━━━ Data excerpts

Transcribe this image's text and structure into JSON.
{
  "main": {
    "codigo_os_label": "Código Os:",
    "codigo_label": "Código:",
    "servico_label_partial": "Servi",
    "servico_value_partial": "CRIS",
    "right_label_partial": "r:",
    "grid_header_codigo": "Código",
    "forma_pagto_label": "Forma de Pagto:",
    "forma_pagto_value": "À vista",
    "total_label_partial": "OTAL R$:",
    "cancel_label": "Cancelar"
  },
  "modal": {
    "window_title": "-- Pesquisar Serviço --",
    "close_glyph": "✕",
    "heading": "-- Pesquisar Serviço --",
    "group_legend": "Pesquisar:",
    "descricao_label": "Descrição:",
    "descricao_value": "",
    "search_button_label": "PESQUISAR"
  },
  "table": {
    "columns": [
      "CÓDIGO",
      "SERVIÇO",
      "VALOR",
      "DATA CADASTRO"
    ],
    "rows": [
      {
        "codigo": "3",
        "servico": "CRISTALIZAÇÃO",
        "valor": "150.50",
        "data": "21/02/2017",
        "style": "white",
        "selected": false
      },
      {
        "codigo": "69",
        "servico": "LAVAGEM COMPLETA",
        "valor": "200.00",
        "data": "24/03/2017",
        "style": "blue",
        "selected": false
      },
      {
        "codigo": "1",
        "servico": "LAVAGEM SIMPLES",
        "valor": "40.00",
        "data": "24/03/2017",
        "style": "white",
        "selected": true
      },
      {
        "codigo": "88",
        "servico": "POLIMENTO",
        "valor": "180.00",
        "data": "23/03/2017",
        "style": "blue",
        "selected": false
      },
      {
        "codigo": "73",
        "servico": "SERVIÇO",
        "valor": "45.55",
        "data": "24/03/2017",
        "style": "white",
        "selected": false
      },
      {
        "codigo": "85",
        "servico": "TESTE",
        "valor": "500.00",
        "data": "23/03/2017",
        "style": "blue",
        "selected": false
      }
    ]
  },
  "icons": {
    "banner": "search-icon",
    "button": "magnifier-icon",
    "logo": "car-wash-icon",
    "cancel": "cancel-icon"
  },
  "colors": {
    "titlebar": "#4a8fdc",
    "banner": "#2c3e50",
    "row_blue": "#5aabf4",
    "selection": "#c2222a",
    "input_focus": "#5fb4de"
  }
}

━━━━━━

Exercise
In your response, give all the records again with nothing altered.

Your response
Transcribe this image's text and structure into JSON.
{
  "main": {
    "codigo_os_label": "Código Os:",
    "codigo_label": "Código:",
    "servico_label_partial": "Servi",
    "servico_value_partial": "CRIS",
    "right_label_partial": "r:",
    "grid_header_codigo": "Código",
    "forma_pagto_label": "Forma de Pagto:",
    "forma_pagto_value": "À vista",
    "total_label_partial": "OTAL R$:",
    "cancel_label": "Cancelar"
  },
  "modal": {
    "window_title": "-- Pesquisar Serviço --",
    "close_glyph": "✕",
    "heading": "-- Pesquisar Serviço --",
    "group_legend": "Pesquisar:",
    "descricao_label": "Descrição:",
    "descricao_value": "",
    "search_button_label": "PESQUISAR"
  },
  "table": {
    "columns": [
      "CÓDIGO",
      "SERVIÇO",
      "VALOR",
      "DATA CADASTRO"
    ],
    "rows": [
      {
        "codigo": "3",
        "servico": "CRISTALIZAÇÃO",
        "valor": "150.50",
        "data": "21/02/2017",
        "style": "white",
        "selected": false
      },
      {
        "codigo": "69",
        "servico": "LAVAGEM COMPLETA",
        "valor": "200.00",
        "data": "24/03/2017",
        "style": "blue",
        "selected": false
      },
      {
        "codigo": "1",
        "servico": "LAVAGEM SIMPLES",
        "valor": "40.00",
        "data": "24/03/2017",
        "style": "white",
        "selected": true
      },
      {
        "codigo": "88",
        "servico": "POLIMENTO",
        "valor": "180.00",
        "data": "23/03/2017",
        "style": "blue",
        "selected": false
      },
      {
        "codigo": "73",
        "servico": "SERVIÇO",
        "valor": "45.55",
        "data": "24/03/2017",
        "style": "white",
        "selected": false
      },
      {
        "codigo": "85",
        "servico": "TESTE",
        "valor": "500.00",
        "data": "23/03/2017",
        "style": "blue",
        "selected": false
      }
    ]
  },
  "icons": {
    "banner": "search-icon",
    "button": "magnifier-icon",
    "logo": "car-wash-icon",
    "cancel": "cancel-icon"
  },
  "colors": {
    "titlebar": "#4a8fdc",
    "banner": "#2c3e50",
    "row_blue": "#5aabf4",
    "selection": "#c2222a",
    "input_focus": "#5fb4de"
  }
}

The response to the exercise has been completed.